SA: Michelle, you’re the most recent recipient of the scholarship. Tell us about your research.
Explore This IssueACEP Now: Vol 35 – No 06 – June 2016
ML: My primary research interest has been identifying ways to demonstrate and improve the value of emergency care. My EMF Health Policy Scholarship project is to perform a cost-effectiveness analysis of ACEP’s Choosing Wisely recommendations, with the goal of promoting a greater adoption of these value-based practices. This project allows me to combine methods such as decision analysis and large data base analysis to really understand the downstream financial implications of some of the routine tests and procedures that are performed in the ED. It’s critical that we demonstrate that the EM community is proactive about reducing avoidable health care costs and adding value.
“It’s critical that we demonstrate that the EM community is proactive about reducing avoidable health care costs and adding value.” —Michelle Lin, MD, MPH
SA: How do you think this scholarship will affect your future?

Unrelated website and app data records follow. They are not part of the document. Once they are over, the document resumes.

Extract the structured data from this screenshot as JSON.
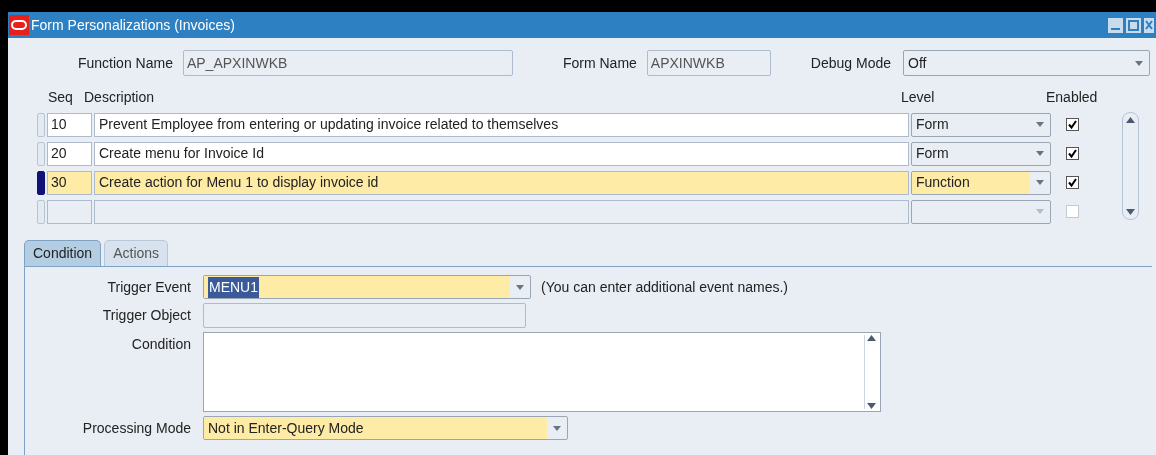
{
  "window": {
    "title": "Form Personalizations (Invoices)"
  },
  "header": {
    "function_name": {
      "label": "Function Name",
      "value": "AP_APXINWKB"
    },
    "form_name": {
      "label": "Form Name",
      "value": "APXINWKB"
    },
    "debug_mode": {
      "label": "Debug Mode",
      "value": "Off"
    }
  },
  "table": {
    "columns": [
      "Seq",
      "Description",
      "Level",
      "Enabled"
    ],
    "rows": [
      {
        "seq": "10",
        "description": "Prevent Employee from entering or updating invoice related to themselves",
        "level": "Form",
        "enabled": true,
        "selected": false
      },
      {
        "seq": "20",
        "description": "Create menu for Invoice Id",
        "level": "Form",
        "enabled": true,
        "selected": false
      },
      {
        "seq": "30",
        "description": "Create action for Menu 1 to display invoice id",
        "level": "Function",
        "enabled": true,
        "selected": true
      },
      {
        "enabled": false,
        "selected": false
      }
    ]
  },
  "tabs": [
    {
      "label": "Condition",
      "selected": true
    },
    {
      "label": "Actions",
      "selected": false
    }
  ],
  "condition": {
    "trigger_event": {
      "label": "Trigger Event",
      "value": "MENU1",
      "note": "(You can enter additional event names.)"
    },
    "trigger_object": {
      "label": "Trigger Object"
    },
    "condition": {
      "label": "Condition"
    },
    "processing_mode": {
      "label": "Processing Mode",
      "value": "Not in Enter-Query Mode"
    }
  }
}
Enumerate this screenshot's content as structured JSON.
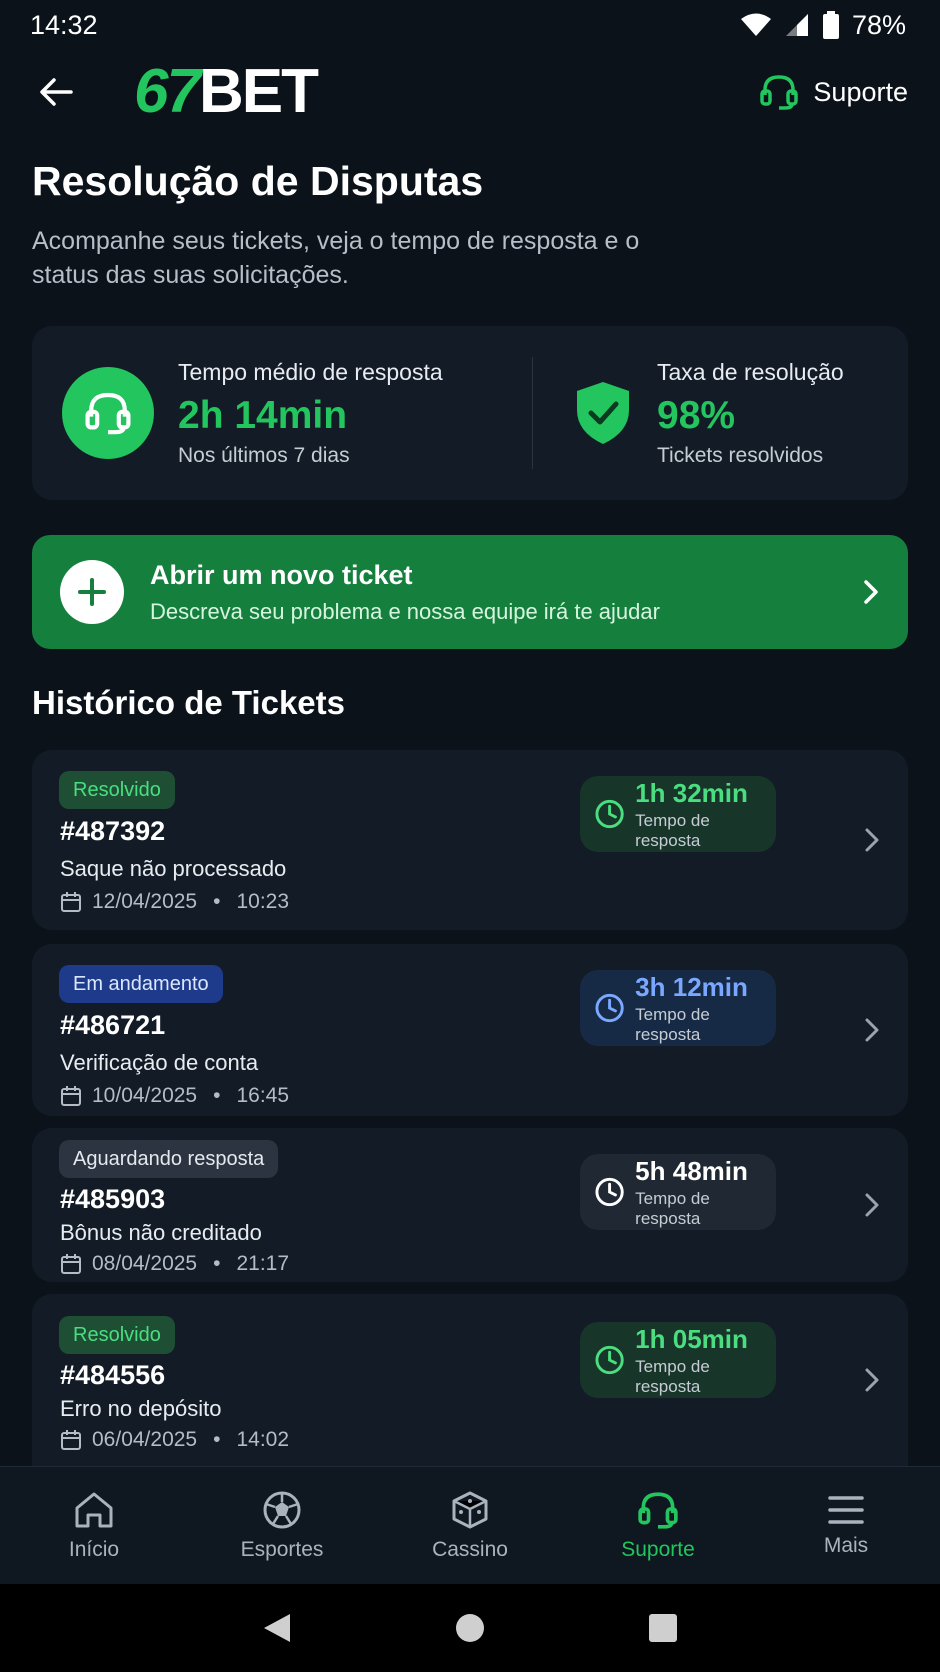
{
  "status_bar": {
    "time": "14:32",
    "battery": "78%"
  },
  "header": {
    "logo_green": "67",
    "logo_white": "BET",
    "support_label": "Suporte"
  },
  "page": {
    "title": "Resolução de Disputas",
    "subtitle": "Acompanhe seus tickets, veja o tempo de resposta e o status das suas solicitações."
  },
  "stats": {
    "response": {
      "label": "Tempo médio de resposta",
      "value": "2h 14min",
      "note": "Nos últimos 7 dias"
    },
    "resolution": {
      "label": "Taxa de resolução",
      "value": "98%",
      "note": "Tickets resolvidos"
    }
  },
  "new_ticket": {
    "title": "Abrir um novo ticket",
    "subtitle": "Descreva seu problema e nossa equipe irá te ajudar"
  },
  "history_title": "Histórico de Tickets",
  "tickets": [
    {
      "status": "Resolvido",
      "id": "#487392",
      "subject": "Saque não processado",
      "date": "12/04/2025",
      "time": "10:23",
      "response_time": "1h 32min",
      "response_label": "Tempo de resposta"
    },
    {
      "status": "Em andamento",
      "id": "#486721",
      "subject": "Verificação de conta",
      "date": "10/04/2025",
      "time": "16:45",
      "response_time": "3h 12min",
      "response_label": "Tempo de resposta"
    },
    {
      "status": "Aguardando resposta",
      "id": "#485903",
      "subject": "Bônus não creditado",
      "date": "08/04/2025",
      "time": "21:17",
      "response_time": "5h 48min",
      "response_label": "Tempo de resposta"
    },
    {
      "status": "Resolvido",
      "id": "#484556",
      "subject": "Erro no depósito",
      "date": "06/04/2025",
      "time": "14:02",
      "response_time": "1h 05min",
      "response_label": "Tempo de resposta"
    }
  ],
  "bottom_nav": [
    {
      "label": "Início",
      "icon": "home-icon"
    },
    {
      "label": "Esportes",
      "icon": "soccer-ball-icon"
    },
    {
      "label": "Cassino",
      "icon": "dice-icon"
    },
    {
      "label": "Suporte",
      "icon": "headset-icon",
      "active": true
    },
    {
      "label": "Mais",
      "icon": "menu-icon"
    }
  ],
  "colors": {
    "accent": "#22c55e",
    "background": "#0b121a",
    "card": "#131c26",
    "cta": "#15803d"
  }
}
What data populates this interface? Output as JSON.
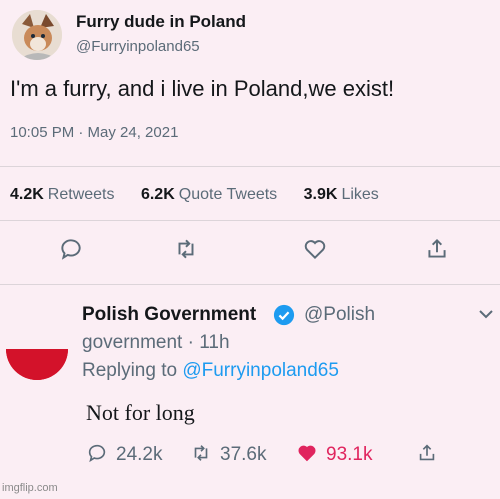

ML: First of all, I’m incredibly fortunate to receive guidance from a stellar team of highly accomplished senior advisers who are really invested in helping me finish my project but also helping me flourish as a health policy investigator. Also, I’ve been exposed to meetings such as the EMAF Board of Governors’ calls. For example, I learned about some of the policy priorities of the EM community, and I found that the topic of how emergency medicine is going to fit into alternative payment models came up repeatedly. As a result of those conversations, I’ve recently submitted another EMF health policy grant in conjunction with my mentor, Jay Schuur, MD, MHS, to study how emergency medicine is going to fit into these payment models. Thank you again to EMF and EMAF for this opportunity.
SA: Armed with specific data, how do we turn policy research into actionable political change?
VF: I think that the more evidence the folks that go to the Hill and fight for emergency medicine have, the more credibility we have in our arguments. We’re telling them things they don’t necessarily want to hear. It’s important. We don’t have a health care system; we have a health care paradigm. The biggest driver in the change of that paradigm is all about cost. As much as we want to talk about the quality, quality is assumed. I think that our challenge for the future is to use health policy research to help us tell these stories and help shape future change.